The call is another recent example of Trump's efforts to overturn the results of the November election, particularly in Georgia, where President-elect Joe Biden beat him by nearly 12,000 votes, becoming the first Democrat to win the state in decades.
The call was first reported by The Washington Post. Georgia Deputy Secretary of State Jordan Fuchs confirmed to NBC News that the call took place.
Since the race was called for Biden on Nov. 7, Trump has made at least three calls urging Georgia officials to produce evidence of widespread fraud to overturn the results. The first call was made to Republican Gov. Brian Kemp in early December, followed by the call to the elections investigator and a call to Georgia Secretary of State Brad Raffensperger.
Trump called the Georgia elections investigator in December while the person was leading an inquiry into allegations of ballot fraud in Cobb County.

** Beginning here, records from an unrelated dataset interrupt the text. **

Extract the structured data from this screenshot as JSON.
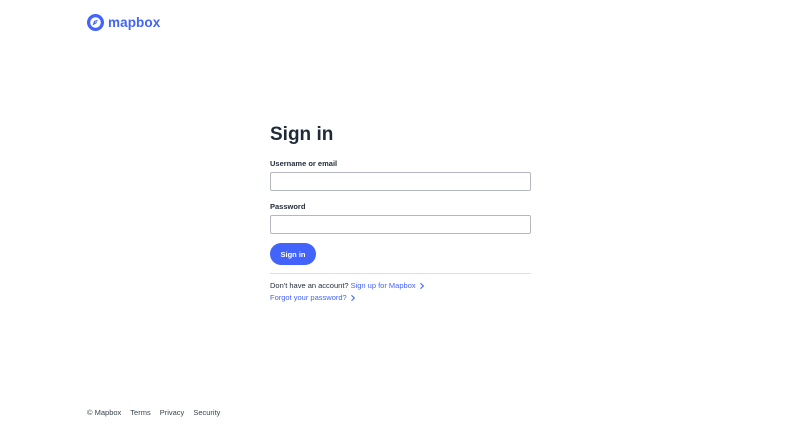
{
  "header": {
    "brand": "mapbox",
    "brand_color": "#4264fb"
  },
  "signin": {
    "title": "Sign in",
    "username_label": "Username or email",
    "username_value": "",
    "password_label": "Password",
    "password_value": "",
    "submit_label": "Sign in",
    "no_account_text": "Don't have an account?",
    "signup_link": "Sign up for Mapbox",
    "forgot_link": "Forgot your password?",
    "link_icon": "chevron-right-icon"
  },
  "footer": {
    "copyright": "© Mapbox",
    "links": [
      "Terms",
      "Privacy",
      "Security"
    ]
  }
}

The White House declined a request for comment.
Raffensperger told The Post in an interview that he felt it was inappropriate for Trump to have interfered with the case, but he added that he was unaware of what was specifically discussed on the December call.
"That was an ongoing investigation," Raffensperger told The Post. "I don't believe that an elected official should be involved in that process."
Raffensperger announced an audit Dec. 14 of the November election in Cobb County after it was alleged that some ballots were accepted without proper signature verifications. The Georgia Bureau of Investigation announced Dec. 29 that it had found only two mismatched signatures among the more than 15,000 votes in the audit.
The inaccuracy came from a woman who signed her name to ballots for both her and her husband, Raffensperger said at the time.
In the phone call with Raffensperger, which took place Jan. 2, Trump urged him to alter the vote total and launched into a barrage of discredited conspiracy theories about the election. NBC News obtained a recording of the phone call, which was first reported Jan. 3.
Trump has been obsessively working to contest the election results since news outlets began projecting Biden as the winner. He and his allies filed over 50 lawsuits across the county, almost all of which have been unsuccessful.
Trump has been particularly fixated on overturning the results in Georgia after he become the first Republican presidential candidate in nearly 30 years to lose the state.
Trump has targeted Raffensperger and other top Georgia Republicans, including Kemp and Lt. Gov. Geoff Duncan, lashing out at them on Twitter and threatening to derail their political careers.
Trump has yet to formally concede the race to Biden, but he finally committed to "an orderly transition" of power Thursday, a day after a violent mob of his supporters stormed the U.S. Capitol to interrupt Congress' joint session ratifying the election results. Five people, including a Capitol Police officer, were killed.
Biden will be sworn into office Jan. 20.